The objective of this assignment is to implement a tiled matrix multiplication kernel that can support arbitrary sized matrices.
Please join the Lab1 by clicking the following link: https://classroom.github.com/a/_UVh2NcI .
Edit the source files kernel.cu and main.cu to complete the functionality of matrix multiplication on the device. The two matrices could be any size, but we will not test your code with an output matrix size exceeding 65,536 elements (for example, 256 x 256 input matrices) on GPGPU-Sim.
There are three modes of operation for the application. Check “main.cu” for a description of the modes (repeated below). You will support each of these modes using a Tiled matrix multiplication implementation.
No arguments: The application will create two randomly initialized matrices to multiply size (1000×1000). After the device multiplication is invoked, it will compute the correct solution matrix using the CPU and compare that solution with the device-computed solution. If it matches (within a certain tolerance), if will print out “Test PASSED” to the screen before exiting.
One argument: The application will use the random initialization to create the input matrices (size mxm, where m is the argument. Start your testing with small matrices.
Three arguments m, k, and n: The application will initialize the two input matrices with random values. A matrix will be of size m x k while the B matrix will be of size k x n, producing a C matrix of size m x n

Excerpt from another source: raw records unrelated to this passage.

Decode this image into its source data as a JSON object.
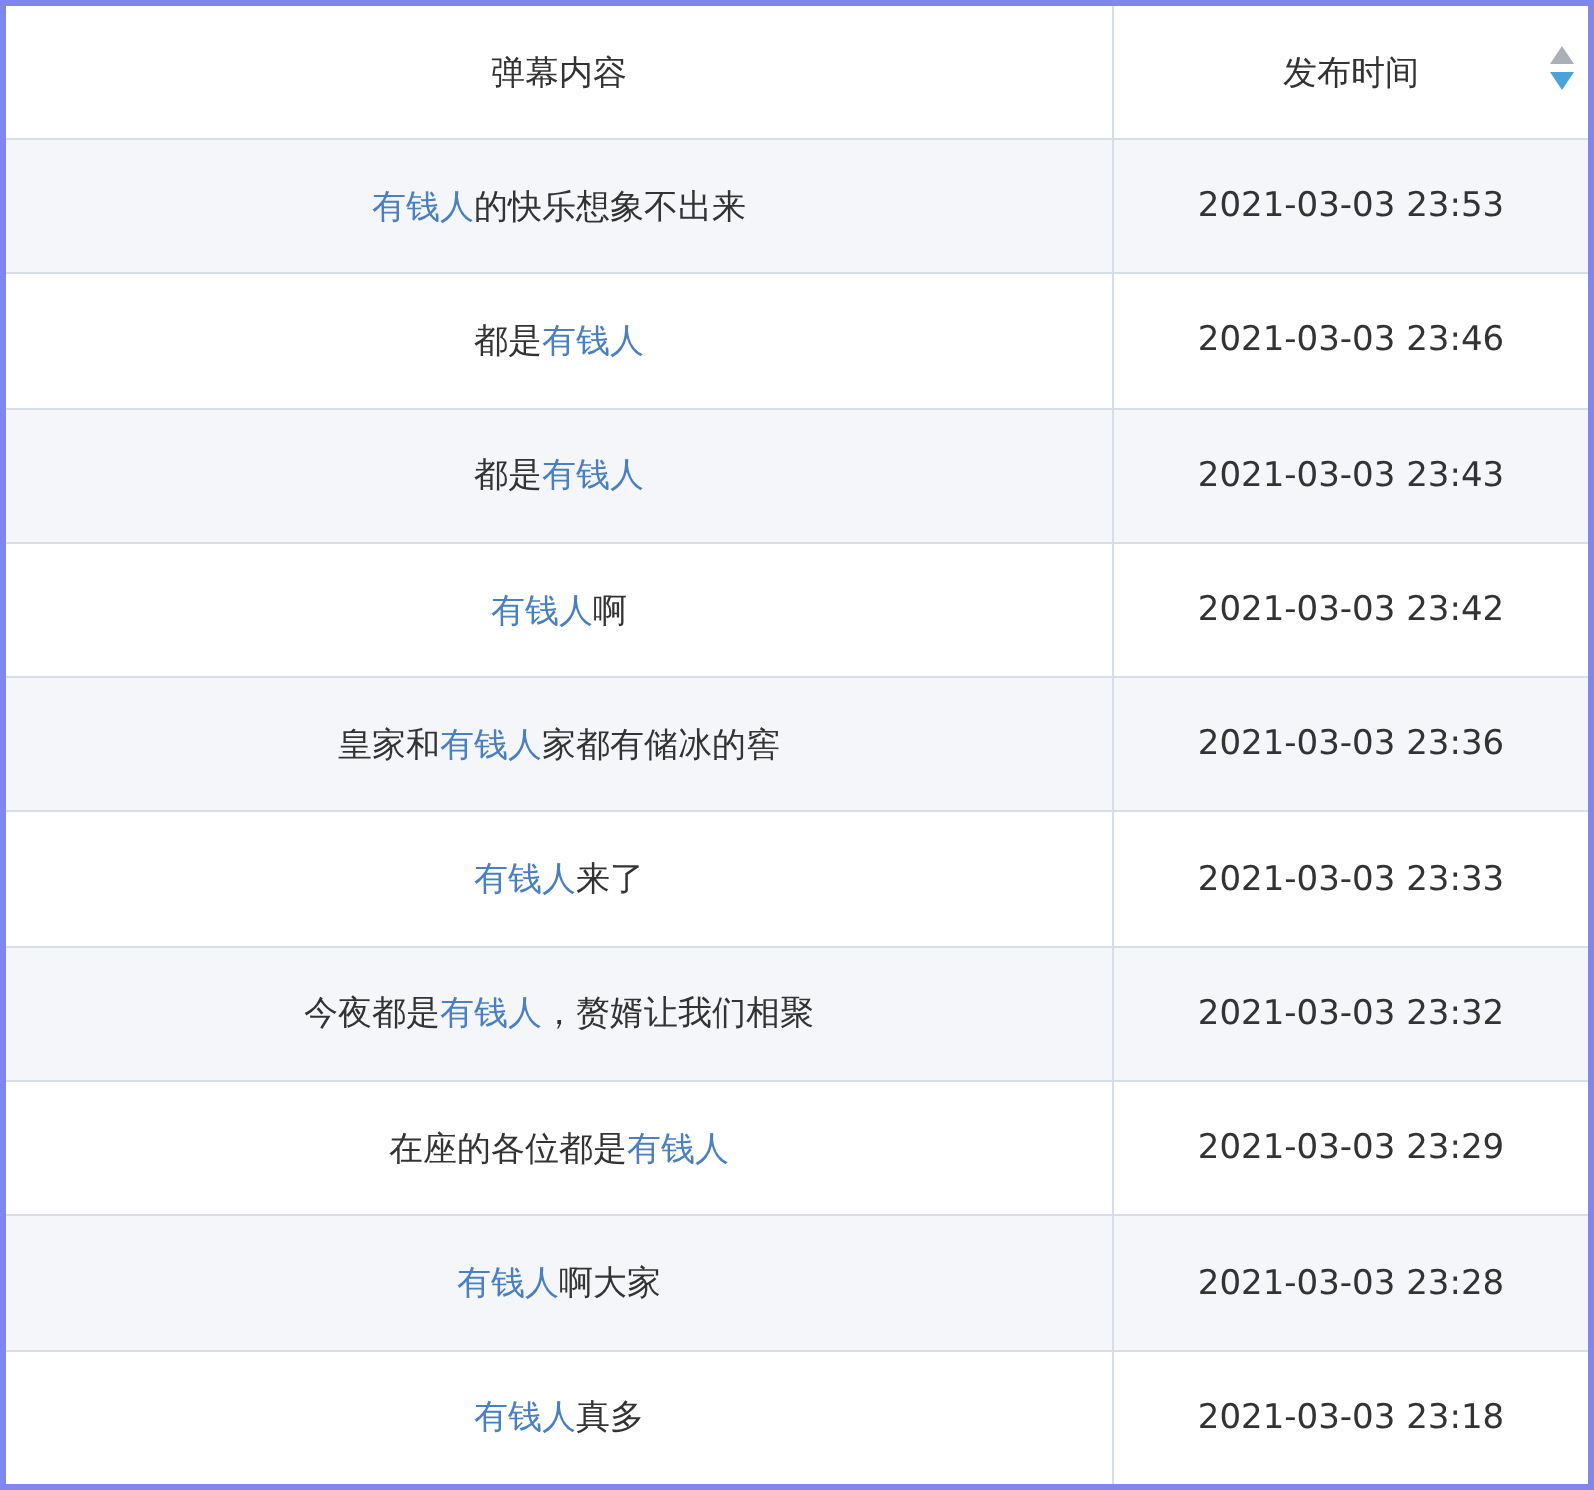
{
  "table": {
    "columns": [
      {
        "label": "弹幕内容"
      },
      {
        "label": "发布时间",
        "sorted": true,
        "descending": true
      }
    ],
    "rows": [
      {
        "content": [
          {
            "text": "有钱人",
            "highlight": true
          },
          {
            "text": "的快乐想象不出来",
            "highlight": false
          }
        ],
        "time": "2021-03-03 23:53"
      },
      {
        "content": [
          {
            "text": "都是",
            "highlight": false
          },
          {
            "text": "有钱人",
            "highlight": true
          }
        ],
        "time": "2021-03-03 23:46"
      },
      {
        "content": [
          {
            "text": "都是",
            "highlight": false
          },
          {
            "text": "有钱人",
            "highlight": true
          }
        ],
        "time": "2021-03-03 23:43"
      },
      {
        "content": [
          {
            "text": "有钱人",
            "highlight": true
          },
          {
            "text": "啊",
            "highlight": false
          }
        ],
        "time": "2021-03-03 23:42"
      },
      {
        "content": [
          {
            "text": "皇家和",
            "highlight": false
          },
          {
            "text": "有钱人",
            "highlight": true
          },
          {
            "text": "家都有储冰的窖",
            "highlight": false
          }
        ],
        "time": "2021-03-03 23:36"
      },
      {
        "content": [
          {
            "text": "有钱人",
            "highlight": true
          },
          {
            "text": "来了",
            "highlight": false
          }
        ],
        "time": "2021-03-03 23:33"
      },
      {
        "content": [
          {
            "text": "今夜都是",
            "highlight": false
          },
          {
            "text": "有钱人",
            "highlight": true
          },
          {
            "text": "，赘婿让我们相聚",
            "highlight": false
          }
        ],
        "time": "2021-03-03 23:32"
      },
      {
        "content": [
          {
            "text": "在座的各位都是",
            "highlight": false
          },
          {
            "text": "有钱人",
            "highlight": true
          }
        ],
        "time": "2021-03-03 23:29"
      },
      {
        "content": [
          {
            "text": "有钱人",
            "highlight": true
          },
          {
            "text": "啊大家",
            "highlight": false
          }
        ],
        "time": "2021-03-03 23:28"
      },
      {
        "content": [
          {
            "text": "有钱人",
            "highlight": true
          },
          {
            "text": "真多",
            "highlight": false
          }
        ],
        "time": "2021-03-03 23:18"
      }
    ]
  }
}
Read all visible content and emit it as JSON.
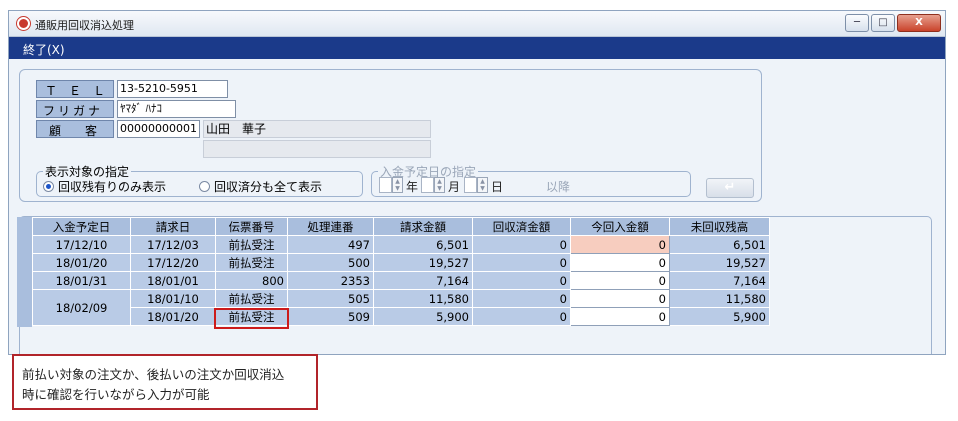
{
  "window": {
    "title": "通販用回収消込処理",
    "min_glyph": "─",
    "max_glyph": "□",
    "close_glyph": "X"
  },
  "menu": {
    "exit_label": "終了(X)"
  },
  "customer": {
    "tel_label": "Ｔ　Ｅ　Ｌ",
    "tel_value": "13-5210-5951",
    "kana_label": "フリガナ",
    "kana_value": "ﾔﾏﾀﾞ ﾊﾅｺ",
    "customer_label": "顧　　客",
    "customer_code": "00000000001",
    "customer_name": "山田　華子"
  },
  "display_filter": {
    "title": "表示対象の指定",
    "option1": "回収残有りのみ表示",
    "option2": "回収済分も全て表示",
    "selected": "option1"
  },
  "date_filter": {
    "title": "入金予定日の指定",
    "year_label": "年",
    "month_label": "月",
    "day_label": "日",
    "after_label": "以降"
  },
  "enter_button": {
    "glyph": "↵"
  },
  "grid": {
    "headers": [
      "入金予定日",
      "請求日",
      "伝票番号",
      "処理連番",
      "請求金額",
      "回収済金額",
      "今回入金額",
      "未回収残高"
    ],
    "rows": [
      {
        "scheduled": "17/12/10",
        "invoice_date": "17/12/03",
        "slip": "前払受注",
        "seq": "497",
        "amount": "6,501",
        "collected": "0",
        "payment": "0",
        "balance": "6,501"
      },
      {
        "scheduled": "18/01/20",
        "invoice_date": "17/12/20",
        "slip": "前払受注",
        "seq": "500",
        "amount": "19,527",
        "collected": "0",
        "payment": "0",
        "balance": "19,527"
      },
      {
        "scheduled": "18/01/31",
        "invoice_date": "18/01/01",
        "slip": "800",
        "seq": "2353",
        "amount": "7,164",
        "collected": "0",
        "payment": "0",
        "balance": "7,164"
      },
      {
        "scheduled": "18/02/09",
        "invoice_date": "18/01/10",
        "slip": "前払受注",
        "seq": "505",
        "amount": "11,580",
        "collected": "0",
        "payment": "0",
        "balance": "11,580"
      },
      {
        "scheduled": "",
        "invoice_date": "18/01/20",
        "slip": "前払受注",
        "seq": "509",
        "amount": "5,900",
        "collected": "0",
        "payment": "0",
        "balance": "5,900"
      }
    ]
  },
  "callout": {
    "line1": "前払い対象の注文か、後払いの注文か回収消込",
    "line2": "時に確認を行いながら入力が可能"
  },
  "colors": {
    "menubar": "#1b3a8a",
    "grid_cell": "#b9cbe6",
    "grid_header": "#a9bedd",
    "highlight": "#cc1b1b",
    "current_cell": "#f7cdbf"
  }
}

Note that if you wish, you may add a mode to accept input matrices from files, or to dump input and output matrices to files to facilitate testing. The first three modes must remain untouched.

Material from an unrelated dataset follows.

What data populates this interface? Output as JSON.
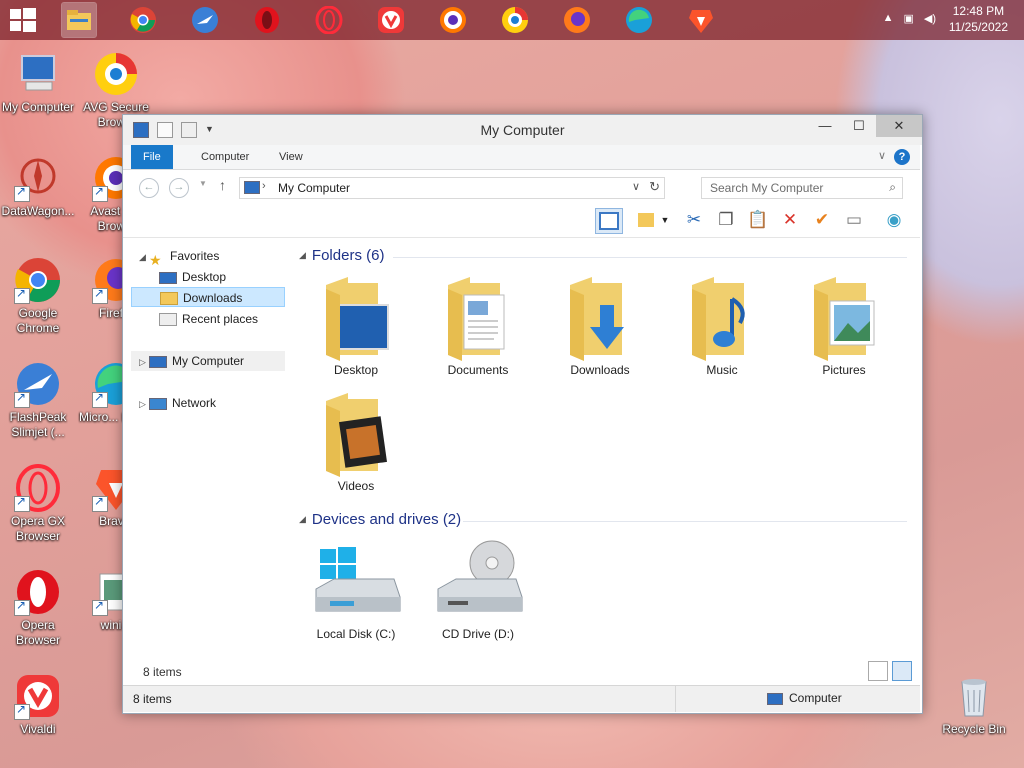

At the end commit and push your completed tiled matrix multiplication code to the private repository. (Don’t forget to check the correctness of tour code in GitHub)
In this lab, we will analyze memory behavior of tiled matrix multiplication using GPGPU-Sim.
To aid in analyzing the microarchitectural properties of these programs, it may help to save the output of the GPGPU-Sim run into a file. Do NOT commit any output files to the git repository.
Since the focus of this lab is on memory performance, we will focus mainly on these memory statistics:
gpgpu_n_load_insn gpgpu_n_store_insn gpgpu_n_shmem_insn
Number of global/local load instructions executed.
Number of global/local store instructions executed.
Number of shared memory instructions executed.
Please put the output of your code and GPGPU-Sim on the report.
Also, answer the following questions:
On Bender, compare the execution time of a 256 x 256 square matrix multiplication compared to a 1024 x 64 and 64 x 1024 rectangular matrix multiply. All input matricies have 65k entries. What do you observe? Which is faster? Can you explain the observed behavior? Tip: You may want to comment out the “verify()” function in “main.cu” when timing this question.
Conceptual Question: For a 64 square tiled matrix multiplication, how many times is each element of the input matrices loaded from global memory? Assume 16×16 tiles.
Conceptual Question: For a 64 square non-tiled matrix multiplication, how many times is each element of the input matrices loaded from global memory?
GPGPU-Sim related question: In this part, we will compare the execution of a 128×128 square tiled matrix multiplication across different tile sizes. Run ./sgemm-tiled 128 in GPGPU-Sim with TILE_SIZE of 8, 16 (default), and 32. Fill the following table:
Instruction per cycle
Total loads to global memory
Total stores to global memory
Total accesses to shared memory
Which tile size resulted in the least number of accesses to global memory? Which tile size resulted in the most number of accesses to global memory? What is the reasoning behind this observation?
Which tile size performed the fastest, which tile size performed the slowest? Why do you think that is?
Push your final code to GitHub and check if your codes work correctly.
Answer the previous questions in a pdf file. Please include your GitHub username in your report. And,
Do not forget to upload your report on iLearn.
Do not forget to push your report to GitHub.